REQUIRED ACTION> Retype the listing that follows, leaving nothing out.

··· SUPPLIED RECORDS

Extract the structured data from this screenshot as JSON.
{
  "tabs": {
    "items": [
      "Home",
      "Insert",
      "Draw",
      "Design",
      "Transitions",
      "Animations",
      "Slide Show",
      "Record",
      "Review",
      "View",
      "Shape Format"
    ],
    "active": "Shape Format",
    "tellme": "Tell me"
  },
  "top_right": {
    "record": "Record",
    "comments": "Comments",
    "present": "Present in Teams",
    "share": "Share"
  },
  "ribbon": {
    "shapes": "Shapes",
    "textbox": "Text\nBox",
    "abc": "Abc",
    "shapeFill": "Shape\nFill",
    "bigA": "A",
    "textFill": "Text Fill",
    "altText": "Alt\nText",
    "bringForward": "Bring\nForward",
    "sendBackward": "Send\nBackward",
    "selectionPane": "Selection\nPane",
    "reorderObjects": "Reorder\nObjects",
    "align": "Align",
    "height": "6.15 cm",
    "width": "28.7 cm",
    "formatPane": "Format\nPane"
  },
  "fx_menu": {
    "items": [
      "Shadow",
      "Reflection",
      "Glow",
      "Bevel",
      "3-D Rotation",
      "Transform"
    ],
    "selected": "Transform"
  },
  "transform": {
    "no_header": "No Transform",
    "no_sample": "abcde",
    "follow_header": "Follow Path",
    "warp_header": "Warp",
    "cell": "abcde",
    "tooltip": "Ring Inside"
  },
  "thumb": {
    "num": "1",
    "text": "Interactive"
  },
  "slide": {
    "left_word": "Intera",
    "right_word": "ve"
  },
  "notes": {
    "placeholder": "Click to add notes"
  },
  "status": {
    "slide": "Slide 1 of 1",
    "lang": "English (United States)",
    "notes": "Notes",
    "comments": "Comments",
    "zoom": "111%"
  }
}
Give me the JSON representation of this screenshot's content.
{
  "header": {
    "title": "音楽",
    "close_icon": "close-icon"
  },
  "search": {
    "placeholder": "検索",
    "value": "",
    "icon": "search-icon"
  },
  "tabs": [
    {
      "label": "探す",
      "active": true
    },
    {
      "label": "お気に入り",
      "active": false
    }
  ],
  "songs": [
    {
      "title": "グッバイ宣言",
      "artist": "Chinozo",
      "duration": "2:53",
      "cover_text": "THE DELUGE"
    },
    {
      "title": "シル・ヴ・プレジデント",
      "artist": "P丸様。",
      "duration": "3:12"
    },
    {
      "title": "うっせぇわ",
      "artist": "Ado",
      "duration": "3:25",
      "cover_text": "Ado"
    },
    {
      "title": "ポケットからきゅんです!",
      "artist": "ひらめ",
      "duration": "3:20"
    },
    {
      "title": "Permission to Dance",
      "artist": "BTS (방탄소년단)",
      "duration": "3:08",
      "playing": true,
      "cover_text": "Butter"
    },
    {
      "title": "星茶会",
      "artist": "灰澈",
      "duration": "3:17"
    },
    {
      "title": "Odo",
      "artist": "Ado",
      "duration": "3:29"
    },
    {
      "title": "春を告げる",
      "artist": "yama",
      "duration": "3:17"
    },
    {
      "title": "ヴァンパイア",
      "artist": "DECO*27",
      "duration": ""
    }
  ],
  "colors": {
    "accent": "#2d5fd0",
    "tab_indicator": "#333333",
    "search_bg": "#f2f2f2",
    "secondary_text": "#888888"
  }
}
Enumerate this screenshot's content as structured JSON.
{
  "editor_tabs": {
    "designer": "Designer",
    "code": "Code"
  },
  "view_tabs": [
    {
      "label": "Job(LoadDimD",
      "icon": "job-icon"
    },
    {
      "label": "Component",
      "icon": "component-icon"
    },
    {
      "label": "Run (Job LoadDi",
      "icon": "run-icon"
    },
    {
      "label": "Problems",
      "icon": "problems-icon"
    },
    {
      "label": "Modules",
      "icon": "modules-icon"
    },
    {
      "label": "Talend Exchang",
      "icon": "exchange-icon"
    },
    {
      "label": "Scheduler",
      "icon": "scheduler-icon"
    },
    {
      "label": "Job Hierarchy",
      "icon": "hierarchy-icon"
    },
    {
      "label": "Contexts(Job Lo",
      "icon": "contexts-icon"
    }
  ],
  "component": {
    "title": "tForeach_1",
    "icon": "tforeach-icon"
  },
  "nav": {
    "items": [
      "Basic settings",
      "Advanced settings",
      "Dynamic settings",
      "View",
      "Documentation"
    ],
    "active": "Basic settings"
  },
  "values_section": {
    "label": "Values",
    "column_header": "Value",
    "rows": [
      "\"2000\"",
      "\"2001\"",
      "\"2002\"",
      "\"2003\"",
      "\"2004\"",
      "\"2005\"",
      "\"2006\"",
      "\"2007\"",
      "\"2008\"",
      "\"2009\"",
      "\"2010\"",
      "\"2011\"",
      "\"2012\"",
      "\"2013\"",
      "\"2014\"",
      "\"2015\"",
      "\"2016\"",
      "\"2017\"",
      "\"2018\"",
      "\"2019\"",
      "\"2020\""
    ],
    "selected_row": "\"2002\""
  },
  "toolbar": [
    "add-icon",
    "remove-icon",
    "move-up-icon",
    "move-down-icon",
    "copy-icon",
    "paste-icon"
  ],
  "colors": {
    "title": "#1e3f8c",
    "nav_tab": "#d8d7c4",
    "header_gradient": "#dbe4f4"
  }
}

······

ANSWER SPACE>
Extract the structured data from this screenshot as JSON.
{
  "tabs": {
    "items": [
      "Home",
      "Insert",
      "Draw",
      "Design",
      "Transitions",
      "Animations",
      "Slide Show",
      "Record",
      "Review",
      "View",
      "Shape Format"
    ],
    "active": "Shape Format",
    "tellme": "Tell me"
  },
  "top_right": {
    "record": "Record",
    "comments": "Comments",
    "present": "Present in Teams",
    "share": "Share"
  },
  "ribbon": {
    "shapes": "Shapes",
    "textbox": "Text\nBox",
    "abc": "Abc",
    "shapeFill": "Shape\nFill",
    "bigA": "A",
    "textFill": "Text Fill",
    "altText": "Alt\nText",
    "bringForward": "Bring\nForward",
    "sendBackward": "Send\nBackward",
    "selectionPane": "Selection\nPane",
    "reorderObjects": "Reorder\nObjects",
    "align": "Align",
    "height": "6.15 cm",
    "width": "28.7 cm",
    "formatPane": "Format\nPane"
  },
  "fx_menu": {
    "items": [
      "Shadow",
      "Reflection",
      "Glow",
      "Bevel",
      "3-D Rotation",
      "Transform"
    ],
    "selected": "Transform"
  },
  "transform": {
    "no_header": "No Transform",
    "no_sample": "abcde",
    "follow_header": "Follow Path",
    "warp_header": "Warp",
    "cell": "abcde",
    "tooltip": "Ring Inside"
  },
  "thumb": {
    "num": "1",
    "text": "Interactive"
  },
  "slide": {
    "left_word": "Intera",
    "right_word": "ve"
  },
  "notes": {
    "placeholder": "Click to add notes"
  },
  "status": {
    "slide": "Slide 1 of 1",
    "lang": "English (United States)",
    "notes": "Notes",
    "comments": "Comments",
    "zoom": "111%"
  }
}
Give me the JSON representation of this screenshot's content.
{
  "header": {
    "title": "音楽",
    "close_icon": "close-icon"
  },
  "search": {
    "placeholder": "検索",
    "value": "",
    "icon": "search-icon"
  },
  "tabs": [
    {
      "label": "探す",
      "active": true
    },
    {
      "label": "お気に入り",
      "active": false
    }
  ],
  "songs": [
    {
      "title": "グッバイ宣言",
      "artist": "Chinozo",
      "duration": "2:53",
      "cover_text": "THE DELUGE"
    },
    {
      "title": "シル・ヴ・プレジデント",
      "artist": "P丸様。",
      "duration": "3:12"
    },
    {
      "title": "うっせぇわ",
      "artist": "Ado",
      "duration": "3:25",
      "cover_text": "Ado"
    },
    {
      "title": "ポケットからきゅんです!",
      "artist": "ひらめ",
      "duration": "3:20"
    },
    {
      "title": "Permission to Dance",
      "artist": "BTS (방탄소년단)",
      "duration": "3:08",
      "playing": true,
      "cover_text": "Butter"
    },
    {
      "title": "星茶会",
      "artist": "灰澈",
      "duration": "3:17"
    },
    {
      "title": "Odo",
      "artist": "Ado",
      "duration": "3:29"
    },
    {
      "title": "春を告げる",
      "artist": "yama",
      "duration": "3:17"
    },
    {
      "title": "ヴァンパイア",
      "artist": "DECO*27",
      "duration": ""
    }
  ],
  "colors": {
    "accent": "#2d5fd0",
    "tab_indicator": "#333333",
    "search_bg": "#f2f2f2",
    "secondary_text": "#888888"
  }
}
Enumerate this screenshot's content as structured JSON.
{
  "editor_tabs": {
    "designer": "Designer",
    "code": "Code"
  },
  "view_tabs": [
    {
      "label": "Job(LoadDimD",
      "icon": "job-icon"
    },
    {
      "label": "Component",
      "icon": "component-icon"
    },
    {
      "label": "Run (Job LoadDi",
      "icon": "run-icon"
    },
    {
      "label": "Problems",
      "icon": "problems-icon"
    },
    {
      "label": "Modules",
      "icon": "modules-icon"
    },
    {
      "label": "Talend Exchang",
      "icon": "exchange-icon"
    },
    {
      "label": "Scheduler",
      "icon": "scheduler-icon"
    },
    {
      "label": "Job Hierarchy",
      "icon": "hierarchy-icon"
    },
    {
      "label": "Contexts(Job Lo",
      "icon": "contexts-icon"
    }
  ],
  "component": {
    "title": "tForeach_1",
    "icon": "tforeach-icon"
  },
  "nav": {
    "items": [
      "Basic settings",
      "Advanced settings",
      "Dynamic settings",
      "View",
      "Documentation"
    ],
    "active": "Basic settings"
  },
  "values_section": {
    "label": "Values",
    "column_header": "Value",
    "rows": [
      "\"2000\"",
      "\"2001\"",
      "\"2002\"",
      "\"2003\"",
      "\"2004\"",
      "\"2005\"",
      "\"2006\"",
      "\"2007\"",
      "\"2008\"",
      "\"2009\"",
      "\"2010\"",
      "\"2011\"",
      "\"2012\"",
      "\"2013\"",
      "\"2014\"",
      "\"2015\"",
      "\"2016\"",
      "\"2017\"",
      "\"2018\"",
      "\"2019\"",
      "\"2020\""
    ],
    "selected_row": "\"2002\""
  },
  "toolbar": [
    "add-icon",
    "remove-icon",
    "move-up-icon",
    "move-down-icon",
    "copy-icon",
    "paste-icon"
  ],
  "colors": {
    "title": "#1e3f8c",
    "nav_tab": "#d8d7c4",
    "header_gradient": "#dbe4f4"
  }
}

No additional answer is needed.